TASK INSTRUCTIONS:
Work out how many lines of the listing below include the string "placeholder", and give that number alone.

DATASET:
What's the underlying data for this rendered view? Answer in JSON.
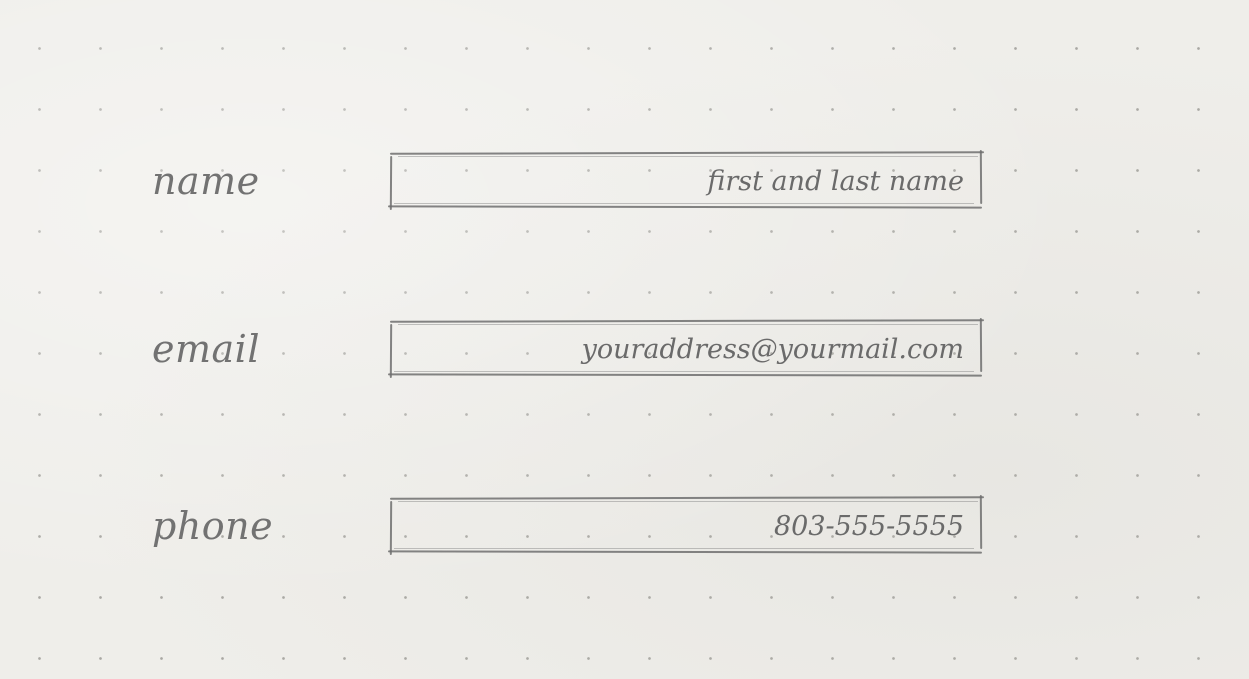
{
  "form": {
    "fields": [
      {
        "id": "name",
        "label": "name",
        "placeholder": "first and last name",
        "value": ""
      },
      {
        "id": "email",
        "label": "email",
        "placeholder": "youraddress@yourmail.com",
        "value": ""
      },
      {
        "id": "phone",
        "label": "phone",
        "placeholder": "803-555-5555",
        "value": ""
      }
    ]
  },
  "colors": {
    "paper": "#efeeea",
    "dot": "#a9a8a3",
    "ink": "#6c6c6c"
  }
}
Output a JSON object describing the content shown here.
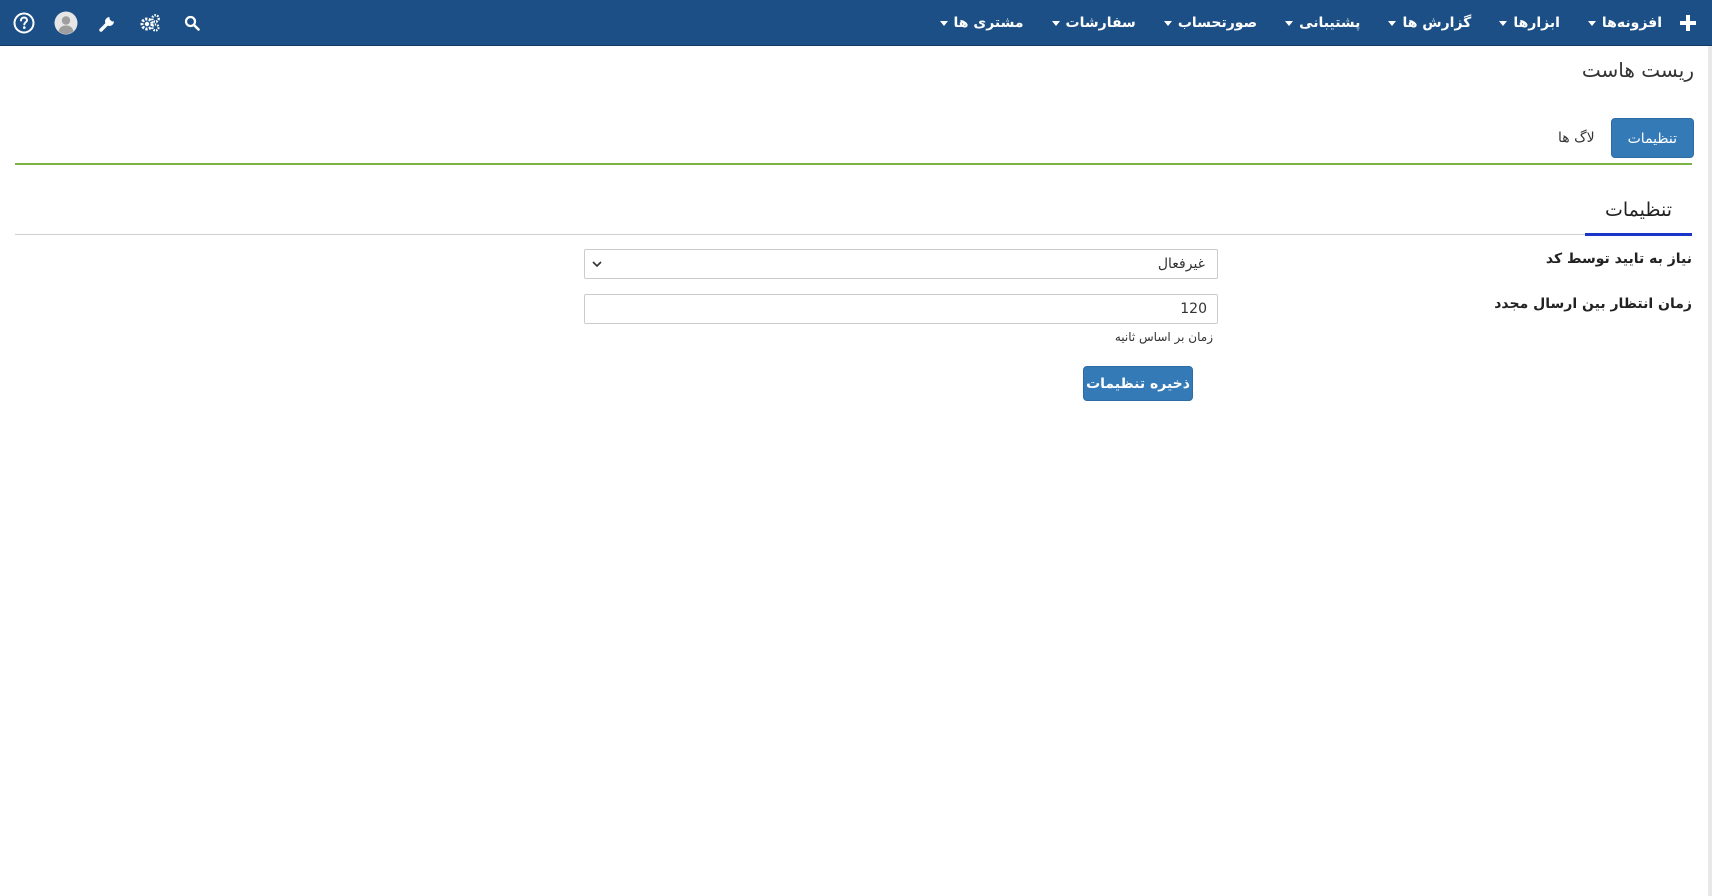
{
  "navbar": {
    "add_icon": "plus-icon",
    "menu": [
      {
        "label": "مشتری ها",
        "has_caret": true
      },
      {
        "label": "سفارشات",
        "has_caret": true
      },
      {
        "label": "صورتحساب",
        "has_caret": true
      },
      {
        "label": "پشتیبانی",
        "has_caret": true
      },
      {
        "label": "گزارش ها",
        "has_caret": true
      },
      {
        "label": "ابزارها",
        "has_caret": true
      },
      {
        "label": "افزونه‌ها",
        "has_caret": true
      }
    ],
    "icons": [
      "help-icon",
      "user-avatar-icon",
      "wrench-icon",
      "cogs-icon",
      "search-icon"
    ],
    "bg_color": "#1b4f86"
  },
  "page": {
    "title": "ریست هاست",
    "tabs": [
      {
        "label": "تنظیمات",
        "active": true
      },
      {
        "label": "لاگ ها",
        "active": false
      }
    ],
    "section_title": "تنظیمات"
  },
  "form": {
    "code_verification": {
      "label": "نیاز به تایید توسط کد",
      "value": "غیرفعال"
    },
    "resend_wait": {
      "label": "زمان انتظار بین ارسال مجدد",
      "value": "120",
      "help": "زمان بر اساس ثانیه"
    },
    "save_label": "ذخیره تنظیمات"
  },
  "colors": {
    "primary": "#337ab7",
    "accent_line": "#7cb342",
    "section_underline": "#1a35c7"
  }
}
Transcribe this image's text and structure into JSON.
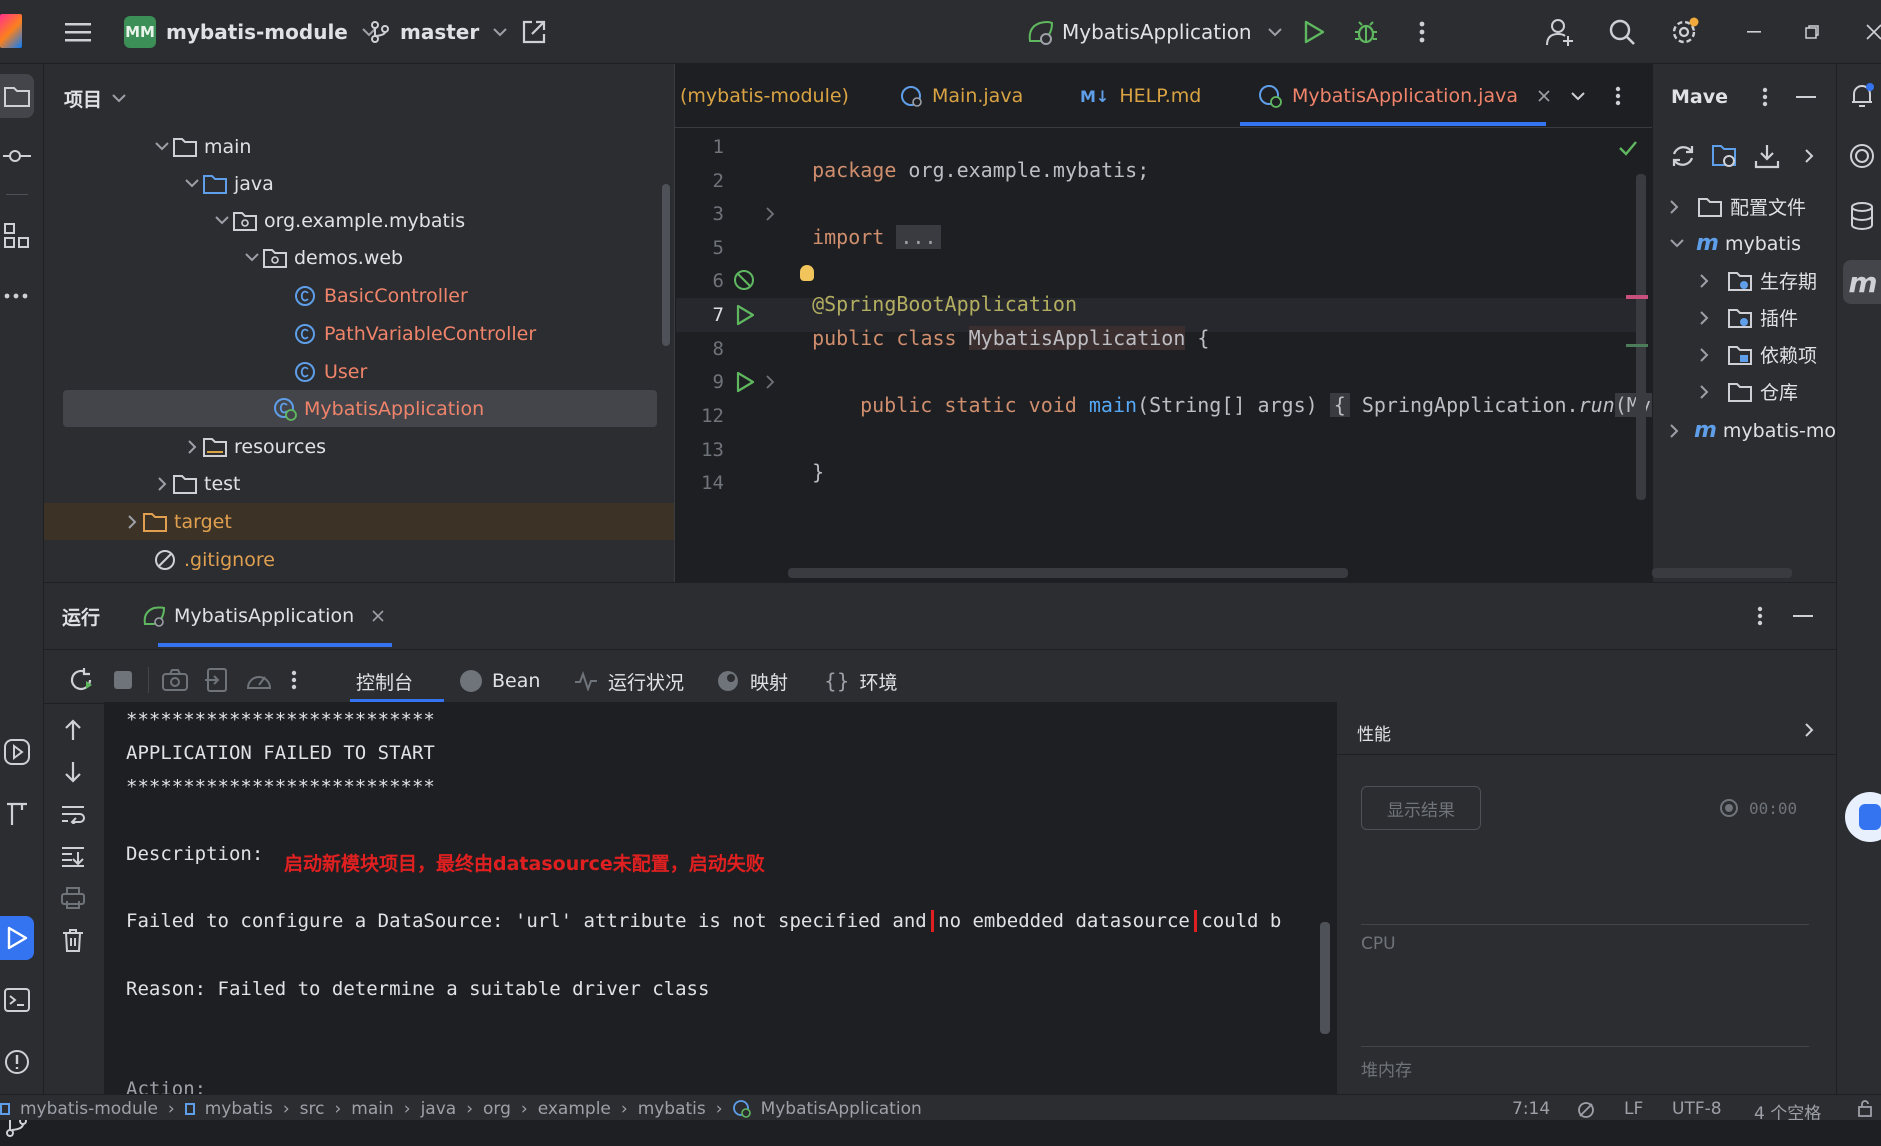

TASK ANSWER:
3